■ Exercise details:
This task calls for copying each line below that contains "true".

(Data records Opens)

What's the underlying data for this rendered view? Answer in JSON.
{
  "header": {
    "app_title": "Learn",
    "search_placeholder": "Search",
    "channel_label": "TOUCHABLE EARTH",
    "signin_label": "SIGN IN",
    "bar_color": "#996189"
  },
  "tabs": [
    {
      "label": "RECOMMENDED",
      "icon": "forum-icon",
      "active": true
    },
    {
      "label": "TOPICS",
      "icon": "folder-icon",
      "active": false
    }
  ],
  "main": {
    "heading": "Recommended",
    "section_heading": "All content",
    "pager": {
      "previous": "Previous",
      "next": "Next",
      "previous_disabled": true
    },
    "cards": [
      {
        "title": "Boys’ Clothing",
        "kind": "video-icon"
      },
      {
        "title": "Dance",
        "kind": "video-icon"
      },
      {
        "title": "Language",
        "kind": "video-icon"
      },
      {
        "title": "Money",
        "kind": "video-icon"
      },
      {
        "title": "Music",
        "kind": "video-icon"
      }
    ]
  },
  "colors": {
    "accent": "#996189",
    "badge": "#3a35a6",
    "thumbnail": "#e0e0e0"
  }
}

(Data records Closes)

■ Exercise solution:
      "active": true
      "previous_disabled": true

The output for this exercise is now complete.